**Task instructions:** The records that follow should be retyped word for word.

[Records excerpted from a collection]
----------
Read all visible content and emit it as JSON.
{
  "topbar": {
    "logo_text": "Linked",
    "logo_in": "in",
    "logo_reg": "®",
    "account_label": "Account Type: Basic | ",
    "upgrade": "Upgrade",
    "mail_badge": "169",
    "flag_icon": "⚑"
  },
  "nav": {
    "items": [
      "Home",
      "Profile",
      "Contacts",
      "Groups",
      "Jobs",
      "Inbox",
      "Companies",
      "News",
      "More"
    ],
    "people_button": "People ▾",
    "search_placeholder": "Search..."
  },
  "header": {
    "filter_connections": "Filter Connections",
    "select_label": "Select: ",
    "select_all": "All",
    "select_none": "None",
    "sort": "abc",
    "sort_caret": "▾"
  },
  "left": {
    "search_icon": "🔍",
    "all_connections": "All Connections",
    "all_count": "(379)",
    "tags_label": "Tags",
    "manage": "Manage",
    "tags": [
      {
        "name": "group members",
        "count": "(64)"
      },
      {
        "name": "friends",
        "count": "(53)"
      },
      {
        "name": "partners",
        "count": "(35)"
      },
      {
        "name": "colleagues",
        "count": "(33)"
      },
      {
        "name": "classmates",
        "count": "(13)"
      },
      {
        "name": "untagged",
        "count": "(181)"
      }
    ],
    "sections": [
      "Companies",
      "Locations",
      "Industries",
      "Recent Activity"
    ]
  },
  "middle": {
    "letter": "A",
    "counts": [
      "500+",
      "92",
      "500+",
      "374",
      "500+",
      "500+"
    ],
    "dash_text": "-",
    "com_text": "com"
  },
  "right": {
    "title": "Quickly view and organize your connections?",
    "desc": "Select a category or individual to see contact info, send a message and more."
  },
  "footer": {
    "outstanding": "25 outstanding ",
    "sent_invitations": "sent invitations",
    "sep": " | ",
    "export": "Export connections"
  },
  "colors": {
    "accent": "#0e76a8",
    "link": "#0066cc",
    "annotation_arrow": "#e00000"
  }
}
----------
**Expected answer:**
Read all visible content and emit it as JSON.
{
  "topbar": {
    "logo_text": "Linked",
    "logo_in": "in",
    "logo_reg": "®",
    "account_label": "Account Type: Basic | ",
    "upgrade": "Upgrade",
    "mail_badge": "169",
    "flag_icon": "⚑"
  },
  "nav": {
    "items": [
      "Home",
      "Profile",
      "Contacts",
      "Groups",
      "Jobs",
      "Inbox",
      "Companies",
      "News",
      "More"
    ],
    "people_button": "People ▾",
    "search_placeholder": "Search..."
  },
  "header": {
    "filter_connections": "Filter Connections",
    "select_label": "Select: ",
    "select_all": "All",
    "select_none": "None",
    "sort": "abc",
    "sort_caret": "▾"
  },
  "left": {
    "search_icon": "🔍",
    "all_connections": "All Connections",
    "all_count": "(379)",
    "tags_label": "Tags",
    "manage": "Manage",
    "tags": [
      {
        "name": "group members",
        "count": "(64)"
      },
      {
        "name": "friends",
        "count": "(53)"
      },
      {
        "name": "partners",
        "count": "(35)"
      },
      {
        "name": "colleagues",
        "count": "(33)"
      },
      {
        "name": "classmates",
        "count": "(13)"
      },
      {
        "name": "untagged",
        "count": "(181)"
      }
    ],
    "sections": [
      "Companies",
      "Locations",
      "Industries",
      "Recent Activity"
    ]
  },
  "middle": {
    "letter": "A",
    "counts": [
      "500+",
      "92",
      "500+",
      "374",
      "500+",
      "500+"
    ],
    "dash_text": "-",
    "com_text": "com"
  },
  "right": {
    "title": "Quickly view and organize your connections?",
    "desc": "Select a category or individual to see contact info, send a message and more."
  },
  "footer": {
    "outstanding": "25 outstanding ",
    "sent_invitations": "sent invitations",
    "sep": " | ",
    "export": "Export connections"
  },
  "colors": {
    "accent": "#0e76a8",
    "link": "#0066cc",
    "annotation_arrow": "#e00000"
  }
}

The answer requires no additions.